hen someone asks you to name your favourite musicians or film directors, the spectrum is always too large and you end up blurting out something unexpected. While we tend to define ourselves by our favourite bands and films, most people don’t feel the same way about videogames. Video gaming, one might suggest, is the world’s maligned art form – the platform of the anti-cool.
But when you move beyond perception and concentrate on the artistry, you quickly find that there is no form of cultural production in the world that has evolved so quickly, so beautifully and so inventively.

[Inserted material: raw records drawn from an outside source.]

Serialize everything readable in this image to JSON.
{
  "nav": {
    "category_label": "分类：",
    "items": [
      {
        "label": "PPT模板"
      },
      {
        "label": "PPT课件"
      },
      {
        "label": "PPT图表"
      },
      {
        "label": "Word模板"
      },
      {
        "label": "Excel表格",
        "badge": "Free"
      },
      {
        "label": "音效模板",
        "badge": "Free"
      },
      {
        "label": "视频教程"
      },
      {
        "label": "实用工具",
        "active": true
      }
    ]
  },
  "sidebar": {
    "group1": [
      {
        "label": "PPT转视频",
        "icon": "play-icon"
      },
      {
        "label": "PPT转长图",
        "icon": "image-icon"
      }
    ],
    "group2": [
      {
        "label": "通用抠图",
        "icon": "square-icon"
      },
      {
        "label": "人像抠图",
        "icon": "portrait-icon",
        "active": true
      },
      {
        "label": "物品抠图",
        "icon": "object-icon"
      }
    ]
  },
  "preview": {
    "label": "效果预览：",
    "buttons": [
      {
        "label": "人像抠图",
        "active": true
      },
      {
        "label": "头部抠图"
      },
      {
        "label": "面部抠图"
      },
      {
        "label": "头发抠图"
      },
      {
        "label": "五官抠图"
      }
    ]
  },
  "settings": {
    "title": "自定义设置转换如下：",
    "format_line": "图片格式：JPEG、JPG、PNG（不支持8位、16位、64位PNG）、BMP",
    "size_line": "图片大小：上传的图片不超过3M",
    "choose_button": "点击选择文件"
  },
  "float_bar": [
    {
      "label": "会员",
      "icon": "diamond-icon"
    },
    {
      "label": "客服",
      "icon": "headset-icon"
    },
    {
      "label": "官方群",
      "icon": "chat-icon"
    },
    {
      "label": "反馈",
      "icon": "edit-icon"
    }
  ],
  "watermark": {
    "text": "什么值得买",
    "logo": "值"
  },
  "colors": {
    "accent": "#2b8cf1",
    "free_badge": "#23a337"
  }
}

As part of Melbourne’s Winter Masterpieces program, Game Masters is an exhibition dedicated to the history of the video game industry and its greatest individual exponents. Covering three distinct categories, (game changers, arcade heroes and indie games) the fully interactive exhibition showcases creative visions and storyboards, profiles of more than thirty of the most influential game designers and, fittingly, the games themselves.
The exhibition is arranged in sequence, so you can see exactly how the creative works of people like Tomohiro Nishikado, the creator of Space Invaders, influenced the beautiful, expansive games from the likes of Nintendo and Sega.
Aside from the fundamentals, ACMI have ensured that Game Masters is the most comprehensive display of its kind in the world. They’ve attracted the most renowned game designers for interviews and public discussions, organised fan forums, live talks and creative workshops. And if you want to have the music discussion again, they’re even providing live entertainment on Thursday and Friday nights for the duration of the exhibition.
Next time someone asks you who your favourite band is, you might even find that it’s video games you end up talking about. They’re far more interesting and creative than we ever gave them credit for.
Game Masters opens today (June 28) and runs until October 28 at ACMI.